The next task is to establish who is responsible, this is most likely a local council. Once this is established, use a Freedom of Information Act to request the history of the road’s repairs, a record of any road inspections and find out if the particular pothole has been reported previously.

As the claimant, you need to establish that the local council has been negligent and/or breached their duty of care. You have greater prospects in succeeding if you can establish that the council knew about the pothole for a reasonable period and did not inspect and/or repair it. Please consider however that a council cannot be held responsible for a pothole that they did not know about.

When you have requested and obtained disclosure from the council, consider the pros and cons of your argument and indeed whether it is worth pursuing a claim.

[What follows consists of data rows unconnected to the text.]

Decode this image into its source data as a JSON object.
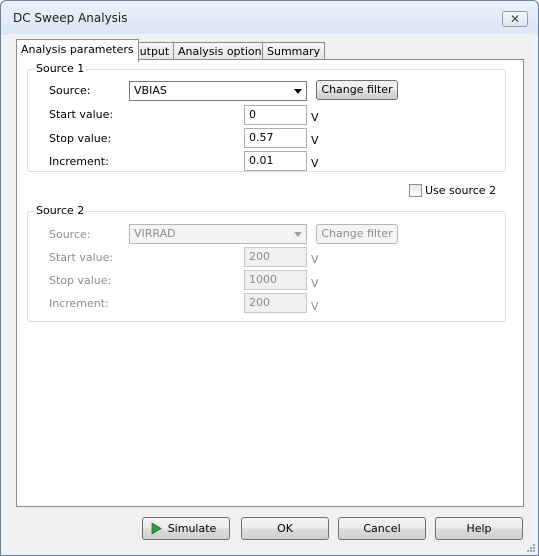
{
  "window": {
    "title": "DC Sweep Analysis",
    "close_glyph": "✕"
  },
  "tabs": [
    {
      "label": "Analysis parameters",
      "active": true
    },
    {
      "label": "Output",
      "active": false
    },
    {
      "label": "Analysis options",
      "active": false
    },
    {
      "label": "Summary",
      "active": false
    }
  ],
  "source1": {
    "group_label": "Source 1",
    "source_label": "Source:",
    "source_value": "VBIAS",
    "change_filter": "Change filter",
    "start_label": "Start value:",
    "start_value": "0",
    "stop_label": "Stop value:",
    "stop_value": "0.57",
    "increment_label": "Increment:",
    "increment_value": "0.01",
    "unit": "V"
  },
  "use_source2": {
    "label": "Use source 2",
    "checked": false
  },
  "source2": {
    "group_label": "Source 2",
    "source_label": "Source:",
    "source_value": "VIRRAD",
    "change_filter": "Change filter",
    "start_label": "Start value:",
    "start_value": "200",
    "stop_label": "Stop value:",
    "stop_value": "1000",
    "increment_label": "Increment:",
    "increment_value": "200",
    "unit": "V",
    "enabled": false
  },
  "buttons": {
    "simulate": "Simulate",
    "ok": "OK",
    "cancel": "Cancel",
    "help": "Help"
  },
  "colors": {
    "simulate_icon": "#2ea043",
    "panel_bg": "#ffffff",
    "window_bg": "#f0f0f0"
  },
  "icons": {
    "close": "close-icon",
    "simulate": "play-icon",
    "dropdown": "chevron-down-icon"
  }
}
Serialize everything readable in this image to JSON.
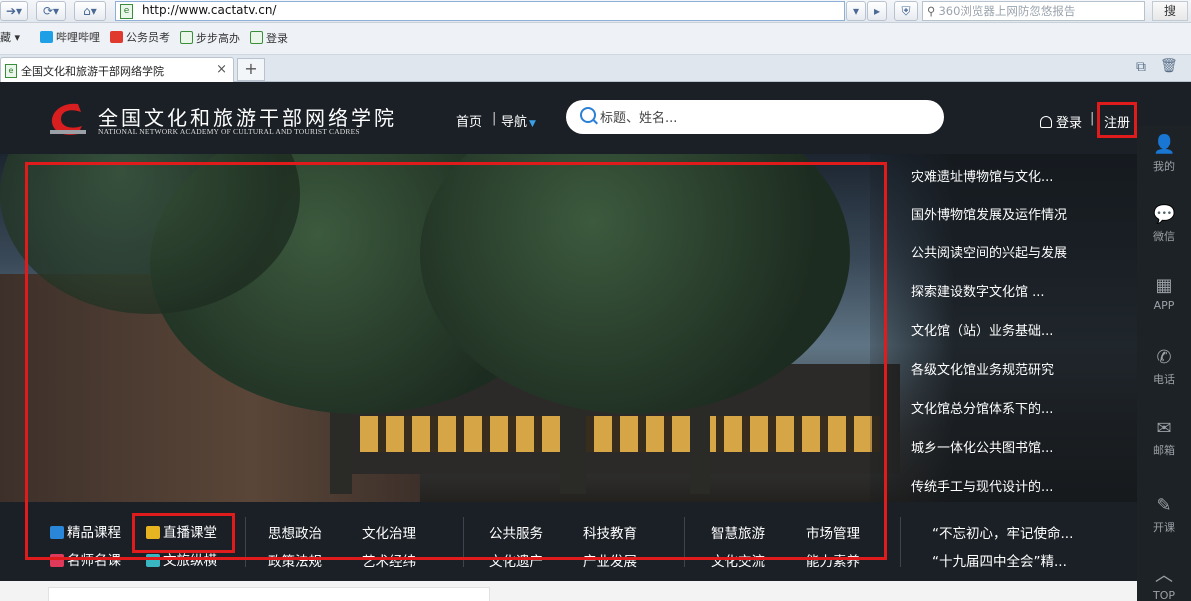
{
  "browser": {
    "url": "http://www.cactatv.cn/",
    "search_placeholder": "360浏览器上网防忽悠报告",
    "search_button": "搜",
    "favorites_label": "藏",
    "favorites": [
      "哔哩哔哩",
      "公务员考",
      "步步高办",
      "登录"
    ],
    "tab_title": "全国文化和旅游干部网络学院",
    "tab_close": "×",
    "new_tab": "+"
  },
  "header": {
    "logo_cn": "全国文化和旅游干部网络学院",
    "logo_en": "NATIONAL NETWORK ACADEMY OF CULTURAL AND TOURIST CADRES",
    "nav_home": "首页",
    "nav_sep": "|",
    "nav_guide": "导航",
    "search_placeholder": "标题、姓名...",
    "login": "登录",
    "login_sep": "|",
    "register": "注册"
  },
  "news": [
    "灾难遗址博物馆与文化...",
    "国外博物馆发展及运作情况",
    "公共阅读空间的兴起与发展",
    "探索建设数字文化馆 ...",
    "文化馆（站）业务基础...",
    "各级文化馆业务规范研究",
    "文化馆总分馆体系下的...",
    "城乡一体化公共图书馆...",
    "传统手工与现代设计的..."
  ],
  "sidebar": {
    "mine": "我的",
    "wechat": "微信",
    "app": "APP",
    "phone": "电话",
    "mail": "邮箱",
    "open_course": "开课",
    "top": "TOP"
  },
  "categories": {
    "featured": "精品课程",
    "live": "直播课堂",
    "masters": "名师名课",
    "culture_tour": "文旅纵横",
    "politics": "思想政治",
    "policy": "政策法规",
    "governance": "文化治理",
    "arts": "艺术经纬",
    "public_service": "公共服务",
    "heritage": "文化遗产",
    "tech_edu": "科技教育",
    "industry": "产业发展",
    "smart_tour": "智慧旅游",
    "exchange": "文化交流",
    "market": "市场管理",
    "ability": "能力素养",
    "promo1": "“不忘初心，牢记使命...",
    "promo2": "“十九届四中全会”精..."
  },
  "colors": {
    "highlight": "#e01b1b",
    "accent_blue": "#2a7fd6",
    "site_bg": "#1b2026"
  }
}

You will need to prepare a letter of claim to the council if you consider that you have a good, persuasive argument and want to pursue the claim. Set out your argument, the details of the incident, the measurements of the pothole and the losses that you have incurred. Then serve (post or email) the letter of claim on the council.

Be prepared to wait and remain calm. Ensure your copies are secure in the event they are needed and consider any correspondence you receive in return.

The council may not offer you everything claimed but they may propose a compromise offer. For example, paying for the repairs but not taxi fare to and from the repairing garage. Be prepared to negotiate however, and if necessary, consider court proceedings. You may have sufficient prospects to warrant small claims court action, however, you are best seeking legal advice if you intend to go down this route. You can get in touch with Minster Law if you do have a pothole claim and require any legal advice.

At Minster Law we are committed to not only investigating liability issues, but we will also ensure that you receive the best possible compensation package.  With our legal experts, access to some of the best medical and rehabilitation specialists in the country, we are here to provide the best possible support.

To be able to make a claim with us, your road traffic incident must have:

  • Happened within the last three years (sometimes this can be longer e.g., if you were a child when injured or lacked mental capacity to make a claim yourself)
  • You believe it was somebody else’s fault
  • Cause you to suffer an injury and/or other financial losses

So, if you or a loved one have suffered an injury because of a traffic incident, our team are on hand to offer you a free no-obligation consultation.